■ Problem to solve
Pictures excluded, copy every record that follows exactly as it appears.

■ Available records
+===+

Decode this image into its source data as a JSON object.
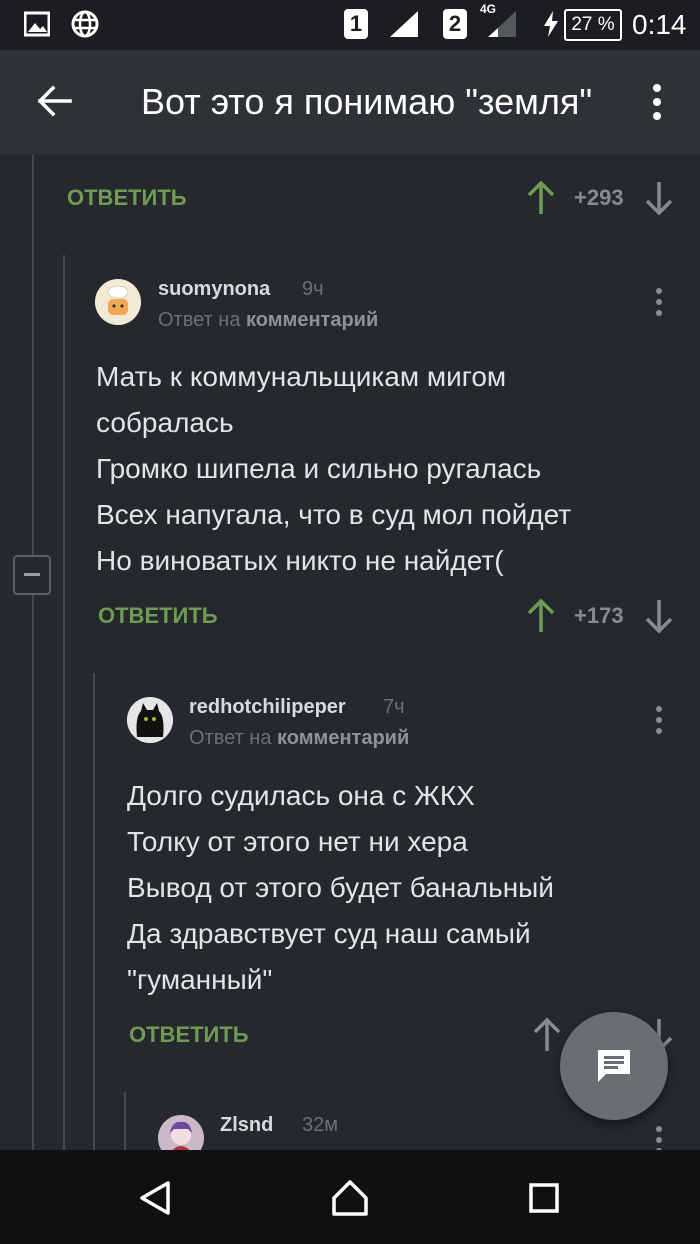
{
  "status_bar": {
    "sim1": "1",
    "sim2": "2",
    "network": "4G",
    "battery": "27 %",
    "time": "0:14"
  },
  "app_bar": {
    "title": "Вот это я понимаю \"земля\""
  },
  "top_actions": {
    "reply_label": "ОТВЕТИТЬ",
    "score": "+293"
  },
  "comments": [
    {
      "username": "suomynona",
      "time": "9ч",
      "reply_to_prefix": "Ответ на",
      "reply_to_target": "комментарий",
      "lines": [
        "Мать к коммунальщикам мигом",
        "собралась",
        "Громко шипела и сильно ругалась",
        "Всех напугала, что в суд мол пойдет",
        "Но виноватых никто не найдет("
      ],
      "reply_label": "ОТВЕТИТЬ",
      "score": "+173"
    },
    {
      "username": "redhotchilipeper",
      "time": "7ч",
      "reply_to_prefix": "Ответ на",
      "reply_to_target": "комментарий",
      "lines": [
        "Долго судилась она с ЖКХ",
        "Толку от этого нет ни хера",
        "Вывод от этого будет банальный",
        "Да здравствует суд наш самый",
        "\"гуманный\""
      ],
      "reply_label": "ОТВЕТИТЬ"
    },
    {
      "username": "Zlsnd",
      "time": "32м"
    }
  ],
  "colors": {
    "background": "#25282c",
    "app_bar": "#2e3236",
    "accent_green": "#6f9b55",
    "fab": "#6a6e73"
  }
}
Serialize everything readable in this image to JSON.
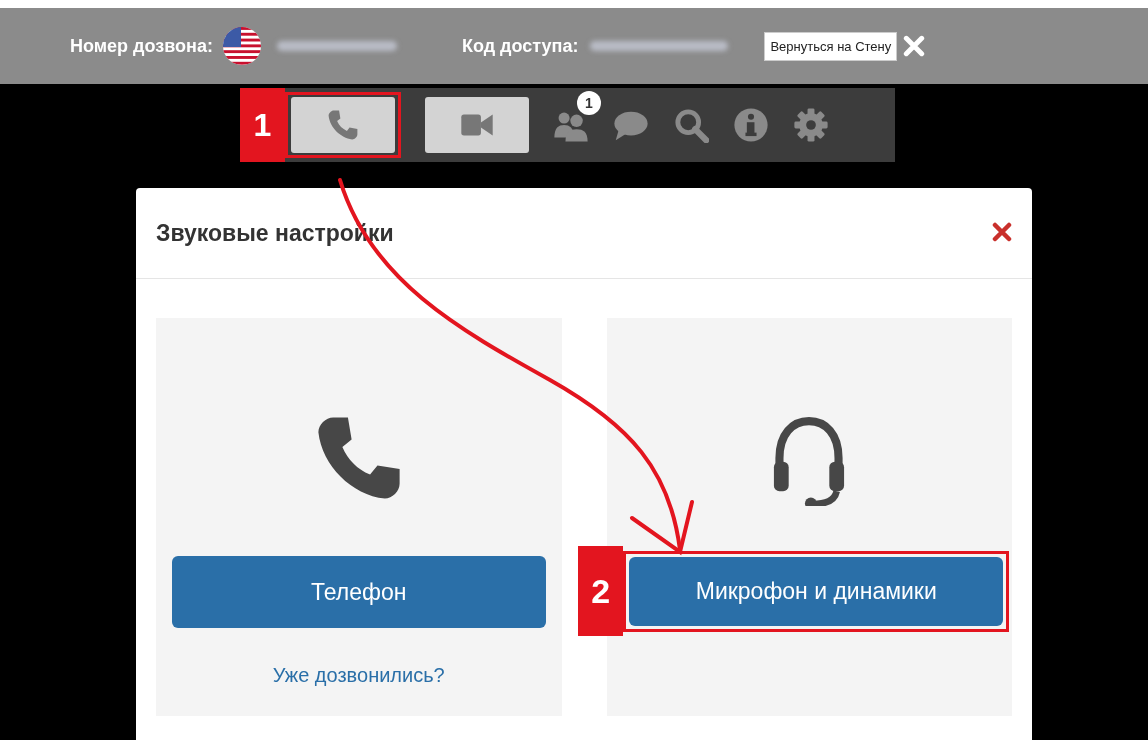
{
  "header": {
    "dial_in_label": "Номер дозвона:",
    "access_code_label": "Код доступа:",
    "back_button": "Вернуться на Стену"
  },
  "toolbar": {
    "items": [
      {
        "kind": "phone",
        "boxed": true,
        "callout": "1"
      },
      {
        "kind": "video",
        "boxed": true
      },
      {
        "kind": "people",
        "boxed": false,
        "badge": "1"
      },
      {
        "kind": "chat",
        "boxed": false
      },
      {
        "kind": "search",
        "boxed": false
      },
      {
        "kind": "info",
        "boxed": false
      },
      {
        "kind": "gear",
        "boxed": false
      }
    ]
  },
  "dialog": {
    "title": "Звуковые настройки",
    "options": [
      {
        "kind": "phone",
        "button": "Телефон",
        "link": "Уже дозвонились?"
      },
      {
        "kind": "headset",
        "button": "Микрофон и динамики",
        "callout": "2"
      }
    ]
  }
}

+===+

■ Result
Decode this image into its source data as a JSON object.
{
  "status_bar": {
    "sim1": "1",
    "sim2": "2",
    "network": "4G",
    "battery": "27 %",
    "time": "0:14"
  },
  "app_bar": {
    "title": "Вот это я понимаю \"земля\""
  },
  "top_actions": {
    "reply_label": "ОТВЕТИТЬ",
    "score": "+293"
  },
  "comments": [
    {
      "username": "suomynona",
      "time": "9ч",
      "reply_to_prefix": "Ответ на",
      "reply_to_target": "комментарий",
      "lines": [
        "Мать к коммунальщикам мигом",
        "собралась",
        "Громко шипела и сильно ругалась",
        "Всех напугала, что в суд мол пойдет",
        "Но виноватых никто не найдет("
      ],
      "reply_label": "ОТВЕТИТЬ",
      "score": "+173"
    },
    {
      "username": "redhotchilipeper",
      "time": "7ч",
      "reply_to_prefix": "Ответ на",
      "reply_to_target": "комментарий",
      "lines": [
        "Долго судилась она с ЖКХ",
        "Толку от этого нет ни хера",
        "Вывод от этого будет банальный",
        "Да здравствует суд наш самый",
        "\"гуманный\""
      ],
      "reply_label": "ОТВЕТИТЬ"
    },
    {
      "username": "Zlsnd",
      "time": "32м"
    }
  ],
  "colors": {
    "background": "#25282c",
    "app_bar": "#2e3236",
    "accent_green": "#6f9b55",
    "fab": "#6a6e73"
  }
}
Serialize everything readable in this image to JSON.
{
  "header": {
    "dial_in_label": "Номер дозвона:",
    "access_code_label": "Код доступа:",
    "back_button": "Вернуться на Стену"
  },
  "toolbar": {
    "items": [
      {
        "kind": "phone",
        "boxed": true,
        "callout": "1"
      },
      {
        "kind": "video",
        "boxed": true
      },
      {
        "kind": "people",
        "boxed": false,
        "badge": "1"
      },
      {
        "kind": "chat",
        "boxed": false
      },
      {
        "kind": "search",
        "boxed": false
      },
      {
        "kind": "info",
        "boxed": false
      },
      {
        "kind": "gear",
        "boxed": false
      }
    ]
  },
  "dialog": {
    "title": "Звуковые настройки",
    "options": [
      {
        "kind": "phone",
        "button": "Телефон",
        "link": "Уже дозвонились?"
      },
      {
        "kind": "headset",
        "button": "Микрофон и динамики",
        "callout": "2"
      }
    ]
  }
}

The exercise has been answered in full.